[Data provided Boundary: Start]

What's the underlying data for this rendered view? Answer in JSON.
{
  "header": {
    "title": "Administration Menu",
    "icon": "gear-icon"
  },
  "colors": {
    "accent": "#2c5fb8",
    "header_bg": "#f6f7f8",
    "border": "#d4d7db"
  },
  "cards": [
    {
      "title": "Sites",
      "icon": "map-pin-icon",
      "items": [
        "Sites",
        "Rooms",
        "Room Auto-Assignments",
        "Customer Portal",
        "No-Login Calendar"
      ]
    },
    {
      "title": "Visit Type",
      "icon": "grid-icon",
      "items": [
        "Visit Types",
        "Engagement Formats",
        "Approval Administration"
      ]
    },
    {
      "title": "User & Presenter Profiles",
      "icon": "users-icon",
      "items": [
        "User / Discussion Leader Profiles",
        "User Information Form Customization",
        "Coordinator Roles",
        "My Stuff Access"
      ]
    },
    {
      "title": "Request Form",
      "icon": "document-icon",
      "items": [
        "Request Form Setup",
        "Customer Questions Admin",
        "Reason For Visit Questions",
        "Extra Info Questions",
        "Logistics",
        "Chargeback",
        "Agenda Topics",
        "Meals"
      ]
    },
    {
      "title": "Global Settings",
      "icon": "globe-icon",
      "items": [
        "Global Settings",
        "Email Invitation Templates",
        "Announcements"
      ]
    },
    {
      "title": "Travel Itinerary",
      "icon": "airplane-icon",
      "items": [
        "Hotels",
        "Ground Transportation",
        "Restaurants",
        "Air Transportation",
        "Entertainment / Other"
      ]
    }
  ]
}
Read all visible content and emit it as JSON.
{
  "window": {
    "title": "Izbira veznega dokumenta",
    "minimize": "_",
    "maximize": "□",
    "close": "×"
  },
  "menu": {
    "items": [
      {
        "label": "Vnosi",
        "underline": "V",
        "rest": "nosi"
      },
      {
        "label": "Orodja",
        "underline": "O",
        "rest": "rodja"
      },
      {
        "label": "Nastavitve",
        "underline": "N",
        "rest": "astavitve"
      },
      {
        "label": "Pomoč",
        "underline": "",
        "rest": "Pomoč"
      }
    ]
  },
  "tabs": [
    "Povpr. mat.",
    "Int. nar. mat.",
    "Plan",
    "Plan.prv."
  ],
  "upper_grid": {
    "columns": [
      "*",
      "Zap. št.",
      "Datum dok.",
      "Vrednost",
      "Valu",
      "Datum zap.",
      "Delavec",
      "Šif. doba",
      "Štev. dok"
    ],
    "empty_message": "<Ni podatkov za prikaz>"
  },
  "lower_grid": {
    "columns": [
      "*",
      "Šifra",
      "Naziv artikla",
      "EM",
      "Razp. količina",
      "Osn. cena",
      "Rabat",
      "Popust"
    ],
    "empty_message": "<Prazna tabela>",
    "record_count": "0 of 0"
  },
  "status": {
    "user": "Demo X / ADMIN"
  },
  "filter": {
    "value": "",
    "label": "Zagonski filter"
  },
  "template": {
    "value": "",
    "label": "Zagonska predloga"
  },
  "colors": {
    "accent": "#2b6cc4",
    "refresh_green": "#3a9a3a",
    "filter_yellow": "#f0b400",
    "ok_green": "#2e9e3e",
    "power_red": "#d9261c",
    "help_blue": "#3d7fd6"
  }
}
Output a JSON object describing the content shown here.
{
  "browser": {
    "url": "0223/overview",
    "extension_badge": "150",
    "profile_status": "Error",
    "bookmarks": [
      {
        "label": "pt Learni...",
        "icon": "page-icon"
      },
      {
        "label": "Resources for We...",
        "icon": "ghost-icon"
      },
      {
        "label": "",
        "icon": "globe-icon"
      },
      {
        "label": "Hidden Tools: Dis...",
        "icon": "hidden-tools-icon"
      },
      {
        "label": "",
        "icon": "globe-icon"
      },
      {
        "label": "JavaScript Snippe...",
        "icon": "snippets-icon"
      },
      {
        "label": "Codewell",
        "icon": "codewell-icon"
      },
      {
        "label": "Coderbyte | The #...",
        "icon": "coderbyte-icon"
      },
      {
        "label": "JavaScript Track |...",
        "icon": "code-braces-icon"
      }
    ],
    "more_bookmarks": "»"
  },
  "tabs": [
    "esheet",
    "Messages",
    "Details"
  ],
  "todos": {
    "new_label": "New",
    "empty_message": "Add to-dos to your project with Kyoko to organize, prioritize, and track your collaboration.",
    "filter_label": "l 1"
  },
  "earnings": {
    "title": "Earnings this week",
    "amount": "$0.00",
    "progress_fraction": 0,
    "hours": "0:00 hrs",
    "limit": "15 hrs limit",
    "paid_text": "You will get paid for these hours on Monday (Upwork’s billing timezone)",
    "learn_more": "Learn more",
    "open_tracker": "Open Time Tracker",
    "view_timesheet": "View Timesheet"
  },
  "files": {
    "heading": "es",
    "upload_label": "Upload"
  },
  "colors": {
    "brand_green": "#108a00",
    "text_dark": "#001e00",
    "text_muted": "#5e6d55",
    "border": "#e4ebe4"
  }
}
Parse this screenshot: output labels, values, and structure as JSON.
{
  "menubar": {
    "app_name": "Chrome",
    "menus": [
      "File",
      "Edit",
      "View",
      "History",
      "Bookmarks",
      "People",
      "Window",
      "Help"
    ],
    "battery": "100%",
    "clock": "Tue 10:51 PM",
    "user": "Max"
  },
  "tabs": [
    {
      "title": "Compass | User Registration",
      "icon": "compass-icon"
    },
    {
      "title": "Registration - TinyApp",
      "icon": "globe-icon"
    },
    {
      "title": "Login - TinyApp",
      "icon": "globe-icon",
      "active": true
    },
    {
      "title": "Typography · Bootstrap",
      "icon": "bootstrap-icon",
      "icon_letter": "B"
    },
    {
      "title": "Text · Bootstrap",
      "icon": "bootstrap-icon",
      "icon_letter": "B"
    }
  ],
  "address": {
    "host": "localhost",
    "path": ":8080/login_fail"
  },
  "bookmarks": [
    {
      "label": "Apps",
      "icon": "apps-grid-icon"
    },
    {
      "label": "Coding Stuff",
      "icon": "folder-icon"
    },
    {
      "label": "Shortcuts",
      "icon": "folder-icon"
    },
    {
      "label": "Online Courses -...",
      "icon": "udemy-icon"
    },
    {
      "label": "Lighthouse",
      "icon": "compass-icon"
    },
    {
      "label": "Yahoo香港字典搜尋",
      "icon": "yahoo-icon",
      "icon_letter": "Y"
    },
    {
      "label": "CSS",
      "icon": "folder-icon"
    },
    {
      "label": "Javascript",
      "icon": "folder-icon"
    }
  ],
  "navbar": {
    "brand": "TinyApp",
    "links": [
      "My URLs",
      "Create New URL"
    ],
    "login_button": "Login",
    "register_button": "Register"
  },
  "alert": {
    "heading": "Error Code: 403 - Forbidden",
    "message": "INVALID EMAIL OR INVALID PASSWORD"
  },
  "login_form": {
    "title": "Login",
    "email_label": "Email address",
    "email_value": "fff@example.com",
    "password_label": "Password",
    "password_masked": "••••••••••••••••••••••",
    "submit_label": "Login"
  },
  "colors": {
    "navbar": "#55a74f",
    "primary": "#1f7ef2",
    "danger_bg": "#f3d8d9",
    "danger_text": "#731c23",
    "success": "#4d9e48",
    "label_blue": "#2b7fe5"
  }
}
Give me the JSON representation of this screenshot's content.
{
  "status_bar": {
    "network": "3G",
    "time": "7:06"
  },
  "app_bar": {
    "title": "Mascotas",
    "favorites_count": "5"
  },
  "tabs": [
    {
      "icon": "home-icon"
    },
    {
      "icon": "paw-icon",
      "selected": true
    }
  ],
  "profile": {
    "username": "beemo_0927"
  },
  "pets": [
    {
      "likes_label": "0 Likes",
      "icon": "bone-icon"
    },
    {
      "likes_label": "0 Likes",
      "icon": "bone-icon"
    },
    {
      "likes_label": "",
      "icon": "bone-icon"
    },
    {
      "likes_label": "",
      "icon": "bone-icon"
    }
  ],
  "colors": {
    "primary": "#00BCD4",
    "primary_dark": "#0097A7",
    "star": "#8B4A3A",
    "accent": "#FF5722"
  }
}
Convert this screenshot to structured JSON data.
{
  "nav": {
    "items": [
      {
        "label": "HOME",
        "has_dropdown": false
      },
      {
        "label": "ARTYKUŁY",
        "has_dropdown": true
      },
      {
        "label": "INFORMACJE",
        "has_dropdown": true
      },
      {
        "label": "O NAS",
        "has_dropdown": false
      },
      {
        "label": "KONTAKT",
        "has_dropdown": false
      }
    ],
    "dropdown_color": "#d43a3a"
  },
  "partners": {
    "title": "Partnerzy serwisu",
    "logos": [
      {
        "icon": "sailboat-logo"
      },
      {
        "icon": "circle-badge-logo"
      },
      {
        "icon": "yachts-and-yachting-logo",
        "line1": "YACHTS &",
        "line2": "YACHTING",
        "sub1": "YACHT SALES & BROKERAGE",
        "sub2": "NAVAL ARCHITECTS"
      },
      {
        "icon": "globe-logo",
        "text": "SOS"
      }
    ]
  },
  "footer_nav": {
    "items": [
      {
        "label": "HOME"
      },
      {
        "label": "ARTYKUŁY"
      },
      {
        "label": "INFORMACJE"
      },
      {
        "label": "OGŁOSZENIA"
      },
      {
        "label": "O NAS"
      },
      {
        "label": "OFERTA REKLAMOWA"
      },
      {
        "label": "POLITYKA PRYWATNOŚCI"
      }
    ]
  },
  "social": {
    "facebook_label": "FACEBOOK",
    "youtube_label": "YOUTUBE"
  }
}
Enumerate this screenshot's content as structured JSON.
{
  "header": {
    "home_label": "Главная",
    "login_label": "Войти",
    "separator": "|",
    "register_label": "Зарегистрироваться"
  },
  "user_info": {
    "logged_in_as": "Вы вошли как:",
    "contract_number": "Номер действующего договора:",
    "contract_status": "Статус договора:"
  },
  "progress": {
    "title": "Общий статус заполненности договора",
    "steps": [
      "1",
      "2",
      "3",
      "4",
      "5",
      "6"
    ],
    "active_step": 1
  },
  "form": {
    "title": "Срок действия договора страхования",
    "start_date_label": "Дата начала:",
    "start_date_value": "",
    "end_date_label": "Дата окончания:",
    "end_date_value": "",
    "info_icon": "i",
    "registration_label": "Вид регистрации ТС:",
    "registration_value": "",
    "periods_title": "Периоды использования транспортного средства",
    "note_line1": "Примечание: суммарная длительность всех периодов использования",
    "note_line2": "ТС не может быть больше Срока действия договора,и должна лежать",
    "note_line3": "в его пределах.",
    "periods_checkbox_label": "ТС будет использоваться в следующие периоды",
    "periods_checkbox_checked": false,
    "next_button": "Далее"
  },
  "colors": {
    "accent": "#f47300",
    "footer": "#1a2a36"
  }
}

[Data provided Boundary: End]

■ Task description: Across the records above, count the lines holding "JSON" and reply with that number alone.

■ Solution: 7